ELIZABETH CLINE (AUTHOR)
In 2013, shopping at fast fashion stores like H&M, Zara, and Target will start to carry the same stigma as eating at fast-food restaurants. Consumers have shown they’ve reached a breaking point with factory fires and human rights abuses in the developing world and with the loss of garment jobs in the United States (we will not soon forget that our Olympic uniforms
were being outsourced to China).
What will make the growing anti-fast fashion sentiment stick is fatigue with the uniformity, lack of quality, and emptiness of buying cheap clothes. The thrill of getting a $10 top and tossing it out has lost its luster, and consumers are going to want much more from their wardrobes in 2013: We want to be engaged in the full life cycle of our clothes, rather than just blindly following trends.
Consumers will increasingly buy new less often, opting instead to support refashioned vintage, clothing swaps, and will work with a tailor or on their own sewing machine to customize their wardrobes.

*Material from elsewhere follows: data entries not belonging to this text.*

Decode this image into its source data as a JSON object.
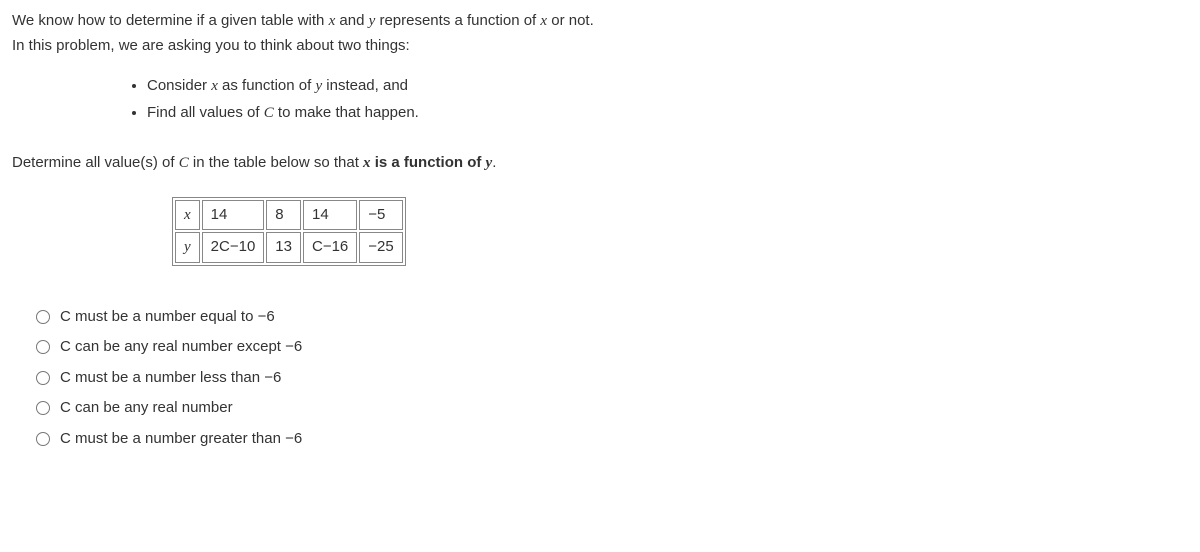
{
  "intro": {
    "line1_pre": "We know how to determine if a given table with ",
    "line1_mid1": " and ",
    "line1_mid2": " represents a function of ",
    "line1_post": " or not.",
    "line2": "In this problem, we are asking you to think about two things:",
    "var_x": "x",
    "var_y": "y"
  },
  "bullets": {
    "b1_pre": "Consider ",
    "b1_mid": " as function of ",
    "b1_post": " instead, and",
    "b2_pre": "Find all values of ",
    "b2_var": "C",
    "b2_post": " to make that happen."
  },
  "prompt": {
    "pre": "Determine all value(s) of ",
    "var_c": "C",
    "mid": " in the table below so that ",
    "bold_x": "x",
    "bold_mid": " is a function of ",
    "bold_y": "y",
    "post": "."
  },
  "table": {
    "row1_label": "x",
    "row2_label": "y",
    "r1c1": "14",
    "r1c2": "8",
    "r1c3": "14",
    "r1c4": "−5",
    "r2c1": "2C−10",
    "r2c2": "13",
    "r2c3": "C−16",
    "r2c4": "−25"
  },
  "options": {
    "o1": "C must be a number equal to −6",
    "o2": "C can be any real number except −6",
    "o3": "C must be a number less than −6",
    "o4": "C can be any real number",
    "o5": "C must be a number greater than −6"
  }
}
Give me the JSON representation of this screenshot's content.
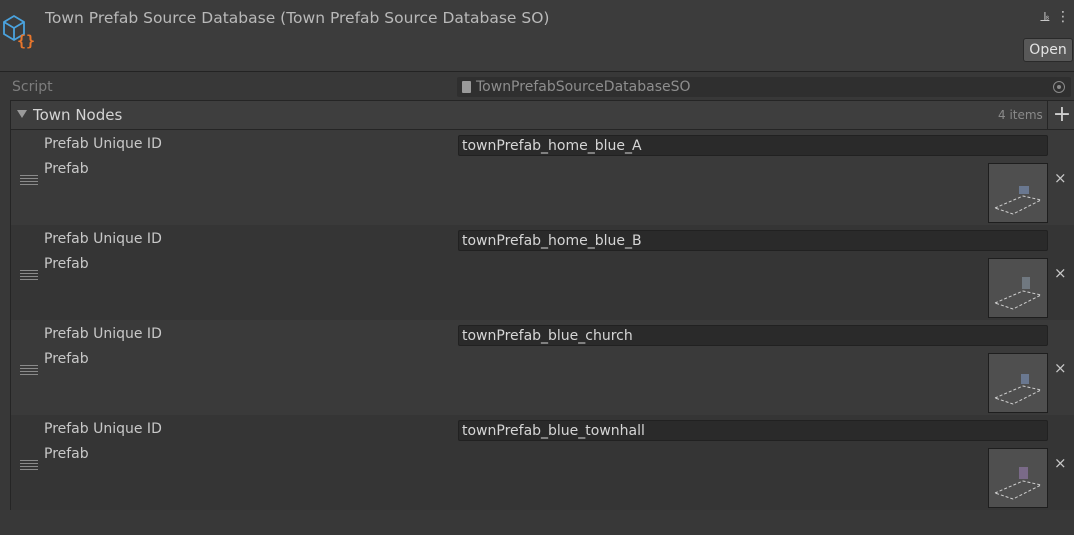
{
  "header": {
    "title": "Town Prefab Source Database (Town Prefab Source Database SO)",
    "open_label": "Open",
    "icon": "scriptable-object-icon",
    "tools": [
      "settings-sliders-icon",
      "more-vert-icon"
    ]
  },
  "script_row": {
    "label": "Script",
    "value": "TownPrefabSourceDatabaseSO"
  },
  "list": {
    "title": "Town Nodes",
    "count": "4 items",
    "add_label": "+",
    "items": [
      {
        "id_label": "Prefab Unique ID",
        "prefab_label": "Prefab",
        "id_value": "townPrefab_home_blue_A"
      },
      {
        "id_label": "Prefab Unique ID",
        "prefab_label": "Prefab",
        "id_value": "townPrefab_home_blue_B"
      },
      {
        "id_label": "Prefab Unique ID",
        "prefab_label": "Prefab",
        "id_value": "townPrefab_blue_church"
      },
      {
        "id_label": "Prefab Unique ID",
        "prefab_label": "Prefab",
        "id_value": "townPrefab_blue_townhall"
      }
    ],
    "remove_label": "×"
  },
  "colors": {
    "background": "#383838",
    "field": "#2a2a2a",
    "icon_blue": "#4aa3df",
    "icon_orange": "#e8762c"
  }
}
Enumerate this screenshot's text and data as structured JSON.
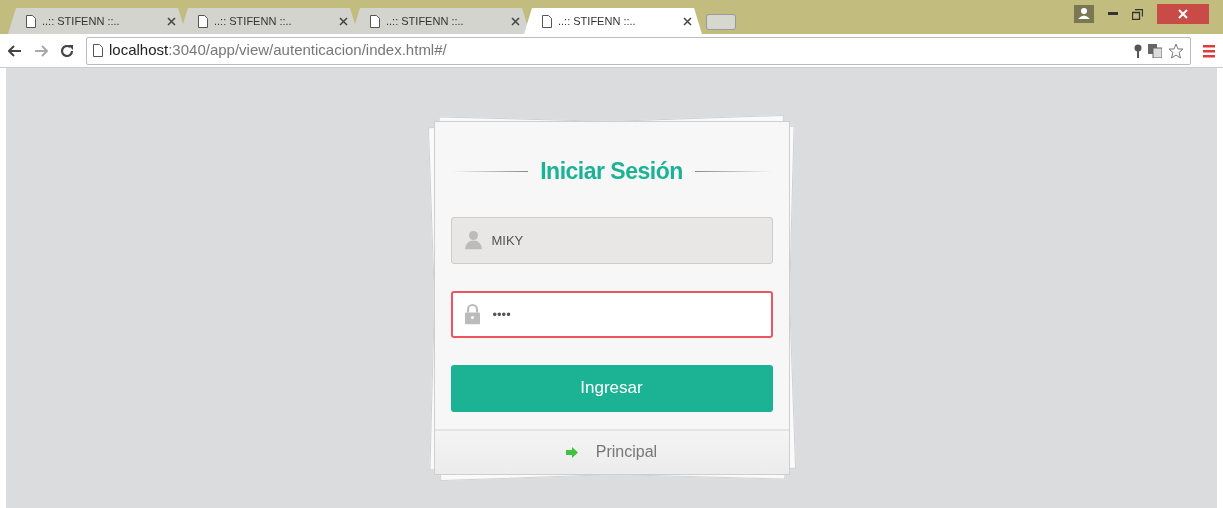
{
  "browser": {
    "tabs": [
      {
        "title": "..:: STIFENN ::..",
        "selected": false
      },
      {
        "title": "..:: STIFENN ::..",
        "selected": false
      },
      {
        "title": "..:: STIFENN ::..",
        "selected": false
      },
      {
        "title": "..:: STIFENN ::..",
        "selected": true
      }
    ],
    "address": {
      "host": "localhost",
      "path": ":3040/app/view/autenticacion/index.html#/"
    }
  },
  "login": {
    "title": "Iniciar Sesión",
    "fields": [
      {
        "kind": "user",
        "value": "MIKY",
        "disabled": true,
        "invalid": false
      },
      {
        "kind": "password",
        "value": "••••",
        "disabled": false,
        "invalid": true
      }
    ],
    "submit": "Ingresar",
    "footer_link": "Principal"
  }
}
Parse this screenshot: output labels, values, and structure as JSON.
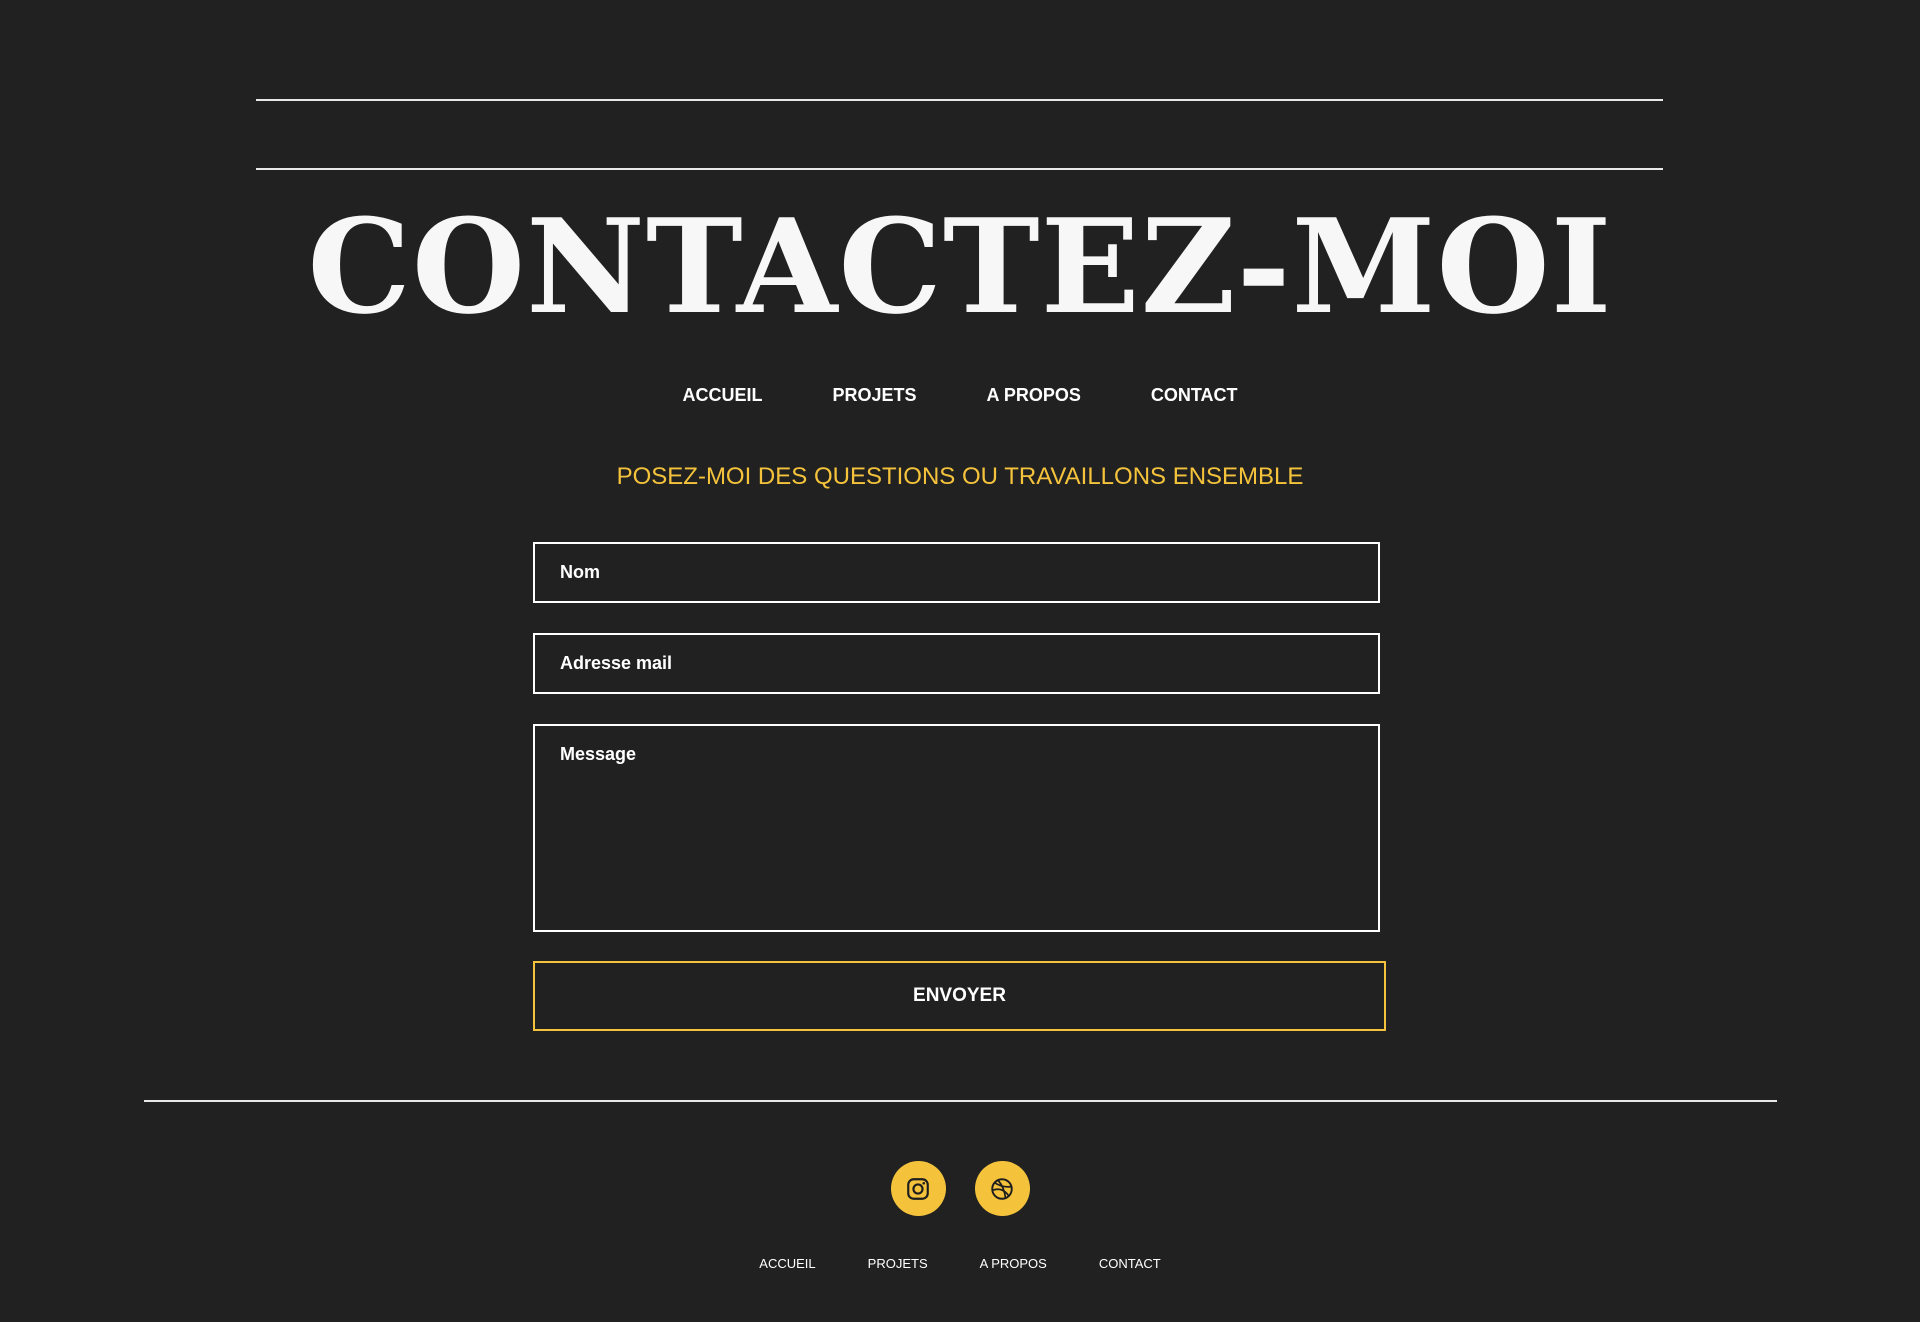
{
  "header": {
    "title": "CONTACTEZ-MOI"
  },
  "nav": {
    "items": [
      {
        "label": "ACCUEIL"
      },
      {
        "label": "PROJETS"
      },
      {
        "label": "A PROPOS"
      },
      {
        "label": "CONTACT"
      }
    ]
  },
  "form": {
    "subtitle": "POSEZ-MOI DES QUESTIONS OU TRAVAILLONS ENSEMBLE",
    "name_placeholder": "Nom",
    "email_placeholder": "Adresse mail",
    "message_placeholder": "Message",
    "submit_label": "ENVOYER"
  },
  "social": {
    "icons": [
      "instagram-icon",
      "dribbble-icon"
    ],
    "accent_color": "#f5c33b"
  },
  "footer": {
    "items": [
      {
        "label": "ACCUEIL"
      },
      {
        "label": "PROJETS"
      },
      {
        "label": "A PROPOS"
      },
      {
        "label": "CONTACT"
      }
    ]
  },
  "colors": {
    "background": "#212121",
    "accent": "#f5c33b",
    "text": "#ffffff"
  }
}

When they do buy new, they’ll look for cutting-edge new designers and brands who are rethinking the way we consume fashion and who focus on good fabrics and quality construction and original, timeless design.
Perhaps the biggest shift of all: The idea that buying cheap clothes makes you a smart consumer will at last fall out of favor. And consumers will start to view clothing as something worth investing in again. Budgeting for quality, ethically made clothing sold at a fair price will no longer be seen as elitist, it will be viewed as prioritizing the enormous role that clothing plays in our culture, economy, and personal lives.